[Assigned task] Give back every entry below, unchanged.
Start of Supplied entries
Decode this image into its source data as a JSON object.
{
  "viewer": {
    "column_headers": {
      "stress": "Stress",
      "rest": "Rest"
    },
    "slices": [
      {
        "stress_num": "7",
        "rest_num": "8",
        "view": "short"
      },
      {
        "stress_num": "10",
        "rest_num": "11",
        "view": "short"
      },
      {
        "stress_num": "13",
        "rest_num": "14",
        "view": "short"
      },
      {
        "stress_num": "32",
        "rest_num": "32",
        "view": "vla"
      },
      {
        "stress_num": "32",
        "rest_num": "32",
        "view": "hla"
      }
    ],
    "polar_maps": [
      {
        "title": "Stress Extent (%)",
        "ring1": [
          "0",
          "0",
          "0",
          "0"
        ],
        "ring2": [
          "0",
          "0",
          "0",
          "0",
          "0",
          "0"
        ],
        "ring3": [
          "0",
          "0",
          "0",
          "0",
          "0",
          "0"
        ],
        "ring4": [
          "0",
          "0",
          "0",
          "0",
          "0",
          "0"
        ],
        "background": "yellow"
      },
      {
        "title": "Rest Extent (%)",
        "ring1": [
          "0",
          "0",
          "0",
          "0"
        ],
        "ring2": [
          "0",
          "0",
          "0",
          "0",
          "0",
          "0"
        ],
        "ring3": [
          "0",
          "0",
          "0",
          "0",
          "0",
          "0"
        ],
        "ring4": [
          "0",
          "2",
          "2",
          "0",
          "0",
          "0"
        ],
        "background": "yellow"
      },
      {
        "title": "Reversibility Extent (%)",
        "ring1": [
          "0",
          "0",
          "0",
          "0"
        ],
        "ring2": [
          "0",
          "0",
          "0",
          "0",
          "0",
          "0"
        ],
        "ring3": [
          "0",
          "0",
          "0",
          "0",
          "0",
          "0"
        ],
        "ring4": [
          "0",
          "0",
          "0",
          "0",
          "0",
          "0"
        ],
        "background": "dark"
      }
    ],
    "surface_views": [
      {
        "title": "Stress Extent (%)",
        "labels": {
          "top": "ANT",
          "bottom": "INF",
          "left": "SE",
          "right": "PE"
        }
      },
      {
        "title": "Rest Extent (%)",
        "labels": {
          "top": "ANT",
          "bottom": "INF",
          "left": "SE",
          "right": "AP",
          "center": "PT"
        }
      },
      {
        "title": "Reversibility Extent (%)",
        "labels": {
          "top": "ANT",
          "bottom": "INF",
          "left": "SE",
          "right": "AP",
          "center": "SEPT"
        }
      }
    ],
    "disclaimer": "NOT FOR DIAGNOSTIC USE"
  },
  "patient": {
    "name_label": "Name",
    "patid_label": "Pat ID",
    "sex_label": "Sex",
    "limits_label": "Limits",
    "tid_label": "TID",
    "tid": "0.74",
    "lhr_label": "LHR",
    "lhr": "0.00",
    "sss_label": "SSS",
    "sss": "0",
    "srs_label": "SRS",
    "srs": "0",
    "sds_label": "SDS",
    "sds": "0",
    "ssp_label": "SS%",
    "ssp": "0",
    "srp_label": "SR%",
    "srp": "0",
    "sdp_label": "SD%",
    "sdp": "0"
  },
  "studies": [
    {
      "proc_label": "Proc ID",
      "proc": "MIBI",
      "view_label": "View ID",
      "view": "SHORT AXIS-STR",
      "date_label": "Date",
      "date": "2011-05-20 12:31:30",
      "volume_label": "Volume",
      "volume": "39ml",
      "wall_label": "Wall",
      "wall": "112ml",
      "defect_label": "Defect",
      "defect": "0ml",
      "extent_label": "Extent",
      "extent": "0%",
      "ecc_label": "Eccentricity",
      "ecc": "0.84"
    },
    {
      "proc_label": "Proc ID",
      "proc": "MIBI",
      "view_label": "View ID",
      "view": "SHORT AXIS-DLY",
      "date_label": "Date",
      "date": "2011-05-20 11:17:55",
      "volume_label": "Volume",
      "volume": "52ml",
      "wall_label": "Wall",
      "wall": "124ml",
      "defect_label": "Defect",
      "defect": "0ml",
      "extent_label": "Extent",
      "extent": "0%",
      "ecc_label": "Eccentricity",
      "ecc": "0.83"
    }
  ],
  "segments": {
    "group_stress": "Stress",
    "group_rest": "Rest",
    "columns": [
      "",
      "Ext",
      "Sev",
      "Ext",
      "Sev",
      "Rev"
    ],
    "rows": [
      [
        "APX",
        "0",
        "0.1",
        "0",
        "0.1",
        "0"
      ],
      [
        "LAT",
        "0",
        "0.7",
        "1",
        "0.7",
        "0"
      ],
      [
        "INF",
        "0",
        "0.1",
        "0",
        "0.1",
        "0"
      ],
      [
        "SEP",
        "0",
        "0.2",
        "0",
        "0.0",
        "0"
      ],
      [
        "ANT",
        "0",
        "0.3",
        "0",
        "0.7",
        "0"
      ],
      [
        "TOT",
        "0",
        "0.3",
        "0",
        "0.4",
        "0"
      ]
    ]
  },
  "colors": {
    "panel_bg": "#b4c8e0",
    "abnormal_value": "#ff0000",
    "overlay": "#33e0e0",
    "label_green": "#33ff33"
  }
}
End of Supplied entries
[Solution]
Decode this image into its source data as a JSON object.
{
  "viewer": {
    "column_headers": {
      "stress": "Stress",
      "rest": "Rest"
    },
    "slices": [
      {
        "stress_num": "7",
        "rest_num": "8",
        "view": "short"
      },
      {
        "stress_num": "10",
        "rest_num": "11",
        "view": "short"
      },
      {
        "stress_num": "13",
        "rest_num": "14",
        "view": "short"
      },
      {
        "stress_num": "32",
        "rest_num": "32",
        "view": "vla"
      },
      {
        "stress_num": "32",
        "rest_num": "32",
        "view": "hla"
      }
    ],
    "polar_maps": [
      {
        "title": "Stress Extent (%)",
        "ring1": [
          "0",
          "0",
          "0",
          "0"
        ],
        "ring2": [
          "0",
          "0",
          "0",
          "0",
          "0",
          "0"
        ],
        "ring3": [
          "0",
          "0",
          "0",
          "0",
          "0",
          "0"
        ],
        "ring4": [
          "0",
          "0",
          "0",
          "0",
          "0",
          "0"
        ],
        "background": "yellow"
      },
      {
        "title": "Rest Extent (%)",
        "ring1": [
          "0",
          "0",
          "0",
          "0"
        ],
        "ring2": [
          "0",
          "0",
          "0",
          "0",
          "0",
          "0"
        ],
        "ring3": [
          "0",
          "0",
          "0",
          "0",
          "0",
          "0"
        ],
        "ring4": [
          "0",
          "2",
          "2",
          "0",
          "0",
          "0"
        ],
        "background": "yellow"
      },
      {
        "title": "Reversibility Extent (%)",
        "ring1": [
          "0",
          "0",
          "0",
          "0"
        ],
        "ring2": [
          "0",
          "0",
          "0",
          "0",
          "0",
          "0"
        ],
        "ring3": [
          "0",
          "0",
          "0",
          "0",
          "0",
          "0"
        ],
        "ring4": [
          "0",
          "0",
          "0",
          "0",
          "0",
          "0"
        ],
        "background": "dark"
      }
    ],
    "surface_views": [
      {
        "title": "Stress Extent (%)",
        "labels": {
          "top": "ANT",
          "bottom": "INF",
          "left": "SE",
          "right": "PE"
        }
      },
      {
        "title": "Rest Extent (%)",
        "labels": {
          "top": "ANT",
          "bottom": "INF",
          "left": "SE",
          "right": "AP",
          "center": "PT"
        }
      },
      {
        "title": "Reversibility Extent (%)",
        "labels": {
          "top": "ANT",
          "bottom": "INF",
          "left": "SE",
          "right": "AP",
          "center": "SEPT"
        }
      }
    ],
    "disclaimer": "NOT FOR DIAGNOSTIC USE"
  },
  "patient": {
    "name_label": "Name",
    "patid_label": "Pat ID",
    "sex_label": "Sex",
    "limits_label": "Limits",
    "tid_label": "TID",
    "tid": "0.74",
    "lhr_label": "LHR",
    "lhr": "0.00",
    "sss_label": "SSS",
    "sss": "0",
    "srs_label": "SRS",
    "srs": "0",
    "sds_label": "SDS",
    "sds": "0",
    "ssp_label": "SS%",
    "ssp": "0",
    "srp_label": "SR%",
    "srp": "0",
    "sdp_label": "SD%",
    "sdp": "0"
  },
  "studies": [
    {
      "proc_label": "Proc ID",
      "proc": "MIBI",
      "view_label": "View ID",
      "view": "SHORT AXIS-STR",
      "date_label": "Date",
      "date": "2011-05-20 12:31:30",
      "volume_label": "Volume",
      "volume": "39ml",
      "wall_label": "Wall",
      "wall": "112ml",
      "defect_label": "Defect",
      "defect": "0ml",
      "extent_label": "Extent",
      "extent": "0%",
      "ecc_label": "Eccentricity",
      "ecc": "0.84"
    },
    {
      "proc_label": "Proc ID",
      "proc": "MIBI",
      "view_label": "View ID",
      "view": "SHORT AXIS-DLY",
      "date_label": "Date",
      "date": "2011-05-20 11:17:55",
      "volume_label": "Volume",
      "volume": "52ml",
      "wall_label": "Wall",
      "wall": "124ml",
      "defect_label": "Defect",
      "defect": "0ml",
      "extent_label": "Extent",
      "extent": "0%",
      "ecc_label": "Eccentricity",
      "ecc": "0.83"
    }
  ],
  "segments": {
    "group_stress": "Stress",
    "group_rest": "Rest",
    "columns": [
      "",
      "Ext",
      "Sev",
      "Ext",
      "Sev",
      "Rev"
    ],
    "rows": [
      [
        "APX",
        "0",
        "0.1",
        "0",
        "0.1",
        "0"
      ],
      [
        "LAT",
        "0",
        "0.7",
        "1",
        "0.7",
        "0"
      ],
      [
        "INF",
        "0",
        "0.1",
        "0",
        "0.1",
        "0"
      ],
      [
        "SEP",
        "0",
        "0.2",
        "0",
        "0.0",
        "0"
      ],
      [
        "ANT",
        "0",
        "0.3",
        "0",
        "0.7",
        "0"
      ],
      [
        "TOT",
        "0",
        "0.3",
        "0",
        "0.4",
        "0"
      ]
    ]
  },
  "colors": {
    "panel_bg": "#b4c8e0",
    "abnormal_value": "#ff0000",
    "overlay": "#33e0e0",
    "label_green": "#33ff33"
  }
}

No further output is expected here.